Photo: Courtesy of Amazon Prime.
Amazon Prime's latest move is anything but revolutionary. But, in this day and age, that's not necessarily a bad thing. In an attempt to keep up with the
Netflixes Joneses, the members-only service is rolling out its very own original programming. First up is the political comedy Alpha House; ignore the seeming similarities to the Netflix cash chow House of Cards, because this show is devoid of virtually all semblance of suspense. But, that's not necessarily a bad thing. Alpha House caters to a more raucous (read: frat bro) crowd.
The show is based on the real-life trend of Hill staffers shacking up together in D.C. and follows four G.O.P. senators sharing a row house.
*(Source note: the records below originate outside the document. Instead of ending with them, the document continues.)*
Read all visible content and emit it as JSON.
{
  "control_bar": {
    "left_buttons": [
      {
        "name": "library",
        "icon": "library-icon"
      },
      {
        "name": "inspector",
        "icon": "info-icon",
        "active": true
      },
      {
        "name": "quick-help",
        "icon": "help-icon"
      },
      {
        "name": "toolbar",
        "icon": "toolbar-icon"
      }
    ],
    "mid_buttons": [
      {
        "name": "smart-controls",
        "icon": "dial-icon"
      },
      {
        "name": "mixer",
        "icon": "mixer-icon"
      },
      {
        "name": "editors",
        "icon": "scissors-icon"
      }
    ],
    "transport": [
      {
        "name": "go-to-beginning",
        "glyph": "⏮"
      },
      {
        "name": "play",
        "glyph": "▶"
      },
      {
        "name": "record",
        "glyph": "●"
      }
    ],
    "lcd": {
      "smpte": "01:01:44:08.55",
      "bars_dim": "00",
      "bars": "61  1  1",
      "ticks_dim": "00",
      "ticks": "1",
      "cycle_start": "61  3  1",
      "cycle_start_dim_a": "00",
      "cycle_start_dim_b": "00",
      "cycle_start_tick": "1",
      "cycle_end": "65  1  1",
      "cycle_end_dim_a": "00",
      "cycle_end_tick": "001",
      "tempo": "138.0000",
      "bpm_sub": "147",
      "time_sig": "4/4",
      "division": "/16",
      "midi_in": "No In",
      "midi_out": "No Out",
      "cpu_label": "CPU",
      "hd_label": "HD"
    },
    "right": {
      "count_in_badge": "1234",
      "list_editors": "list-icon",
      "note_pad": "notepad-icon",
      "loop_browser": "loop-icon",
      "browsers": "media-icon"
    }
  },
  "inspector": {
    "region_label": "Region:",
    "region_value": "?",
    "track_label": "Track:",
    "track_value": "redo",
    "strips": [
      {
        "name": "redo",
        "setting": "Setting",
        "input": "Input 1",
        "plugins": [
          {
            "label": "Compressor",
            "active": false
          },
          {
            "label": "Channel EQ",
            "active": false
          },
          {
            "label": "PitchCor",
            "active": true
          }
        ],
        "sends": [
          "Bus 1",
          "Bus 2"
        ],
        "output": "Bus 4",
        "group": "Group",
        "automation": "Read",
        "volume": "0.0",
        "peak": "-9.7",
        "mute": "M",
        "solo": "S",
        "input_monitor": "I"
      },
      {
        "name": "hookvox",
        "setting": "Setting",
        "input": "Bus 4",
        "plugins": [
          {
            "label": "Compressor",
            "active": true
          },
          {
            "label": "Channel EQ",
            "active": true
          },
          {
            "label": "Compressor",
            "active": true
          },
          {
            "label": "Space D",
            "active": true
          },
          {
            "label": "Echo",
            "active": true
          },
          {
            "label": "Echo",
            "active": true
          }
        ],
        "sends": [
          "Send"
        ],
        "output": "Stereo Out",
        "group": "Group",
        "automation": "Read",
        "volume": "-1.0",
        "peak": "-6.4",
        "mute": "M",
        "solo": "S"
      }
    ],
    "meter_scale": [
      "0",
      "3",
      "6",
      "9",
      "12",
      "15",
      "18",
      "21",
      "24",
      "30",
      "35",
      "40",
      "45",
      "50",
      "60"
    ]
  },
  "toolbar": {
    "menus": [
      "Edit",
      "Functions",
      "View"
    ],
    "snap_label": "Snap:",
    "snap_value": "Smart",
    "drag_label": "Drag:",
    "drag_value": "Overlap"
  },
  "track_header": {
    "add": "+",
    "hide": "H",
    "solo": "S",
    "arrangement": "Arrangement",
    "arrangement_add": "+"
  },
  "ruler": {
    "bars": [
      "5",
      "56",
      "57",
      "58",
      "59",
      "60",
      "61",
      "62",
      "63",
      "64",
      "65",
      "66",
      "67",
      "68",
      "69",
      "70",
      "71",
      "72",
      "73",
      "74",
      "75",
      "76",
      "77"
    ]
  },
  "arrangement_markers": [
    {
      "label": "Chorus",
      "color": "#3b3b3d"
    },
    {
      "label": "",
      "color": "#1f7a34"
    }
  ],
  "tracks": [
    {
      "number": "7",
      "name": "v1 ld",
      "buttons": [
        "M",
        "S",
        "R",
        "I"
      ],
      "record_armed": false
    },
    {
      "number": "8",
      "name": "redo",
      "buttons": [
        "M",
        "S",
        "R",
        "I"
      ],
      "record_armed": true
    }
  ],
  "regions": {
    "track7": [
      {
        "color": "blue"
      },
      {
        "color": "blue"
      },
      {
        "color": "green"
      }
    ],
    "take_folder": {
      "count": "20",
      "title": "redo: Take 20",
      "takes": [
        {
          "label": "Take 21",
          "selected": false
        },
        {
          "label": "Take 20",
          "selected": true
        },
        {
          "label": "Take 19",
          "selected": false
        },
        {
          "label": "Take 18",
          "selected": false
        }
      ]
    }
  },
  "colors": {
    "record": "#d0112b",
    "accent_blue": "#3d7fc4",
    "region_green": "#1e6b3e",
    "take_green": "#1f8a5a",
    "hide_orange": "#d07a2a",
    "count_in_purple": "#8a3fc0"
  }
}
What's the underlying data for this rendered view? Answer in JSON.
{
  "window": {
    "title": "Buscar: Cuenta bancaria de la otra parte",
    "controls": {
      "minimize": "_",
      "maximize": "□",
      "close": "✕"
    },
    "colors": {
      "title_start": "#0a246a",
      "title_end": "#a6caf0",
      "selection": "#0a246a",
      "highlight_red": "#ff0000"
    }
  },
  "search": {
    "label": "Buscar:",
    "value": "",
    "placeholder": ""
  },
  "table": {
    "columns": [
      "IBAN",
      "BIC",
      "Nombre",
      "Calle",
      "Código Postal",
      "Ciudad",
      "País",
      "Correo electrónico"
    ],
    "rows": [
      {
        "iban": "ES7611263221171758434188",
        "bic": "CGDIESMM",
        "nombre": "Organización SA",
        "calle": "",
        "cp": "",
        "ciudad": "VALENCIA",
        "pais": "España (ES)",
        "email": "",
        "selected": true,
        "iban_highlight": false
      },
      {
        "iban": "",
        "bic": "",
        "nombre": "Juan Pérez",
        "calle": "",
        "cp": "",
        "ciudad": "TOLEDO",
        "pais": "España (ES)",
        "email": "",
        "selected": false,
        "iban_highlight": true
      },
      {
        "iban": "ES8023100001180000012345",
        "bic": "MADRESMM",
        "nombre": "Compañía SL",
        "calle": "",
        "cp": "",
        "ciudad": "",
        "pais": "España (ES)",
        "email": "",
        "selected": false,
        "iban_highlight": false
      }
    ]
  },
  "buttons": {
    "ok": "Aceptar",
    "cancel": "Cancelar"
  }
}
Each roommate plays a hilariously exaggerated caricature of conservative politicians: John Goodman as the Southern football player-turned-Capitol Hill drunk, Mark Consuelos as the young (and attractive) philanderer who sleeps around, Matt Molloy as the aging senator who's increasingly disconnected from the youths, and Clark Johnson as the guy being investigated for fraud.
The entire thing is rife with satire and low blows to the G.O.P. — or, at least we're pretty sure it feels like a low blow to those at the butt of the jokes. Take the scene in which the Council For Normal Marriage awards Molloy's character with the Say No To Sodomy Award, for example. The first three episodes alone show the gang of senators in all kinds of compromising positions: missing a surrender date with the DOJ, drinking (and subsequently napping) on the job, and venturing out on a most ridiculous propaganda trip to Afghanistan — accompanied by a private security firm, of course.
While Alpha House isn't mind-blowing or groundbreaking, it is a darn good time. If you're in agreement with the writers, that is. If you're the kind of person who gets offended at off-kilter jokes about politicians who eat up tax dollars and laze around on the job, religion, or generally anything having to do with Republicans, you may not want to tune in.
We found it to be wholly lighthearted and entertaining, but we're suckers for pretty much having anything to with D.C. drama. We were chuckling along with the rest of the crowd at the screening, until we realized every ridiculous antic on the screen is probably kind of (or totally) the stuff that actually goes down behind closed Washington doors. And then, we just got really, really sad.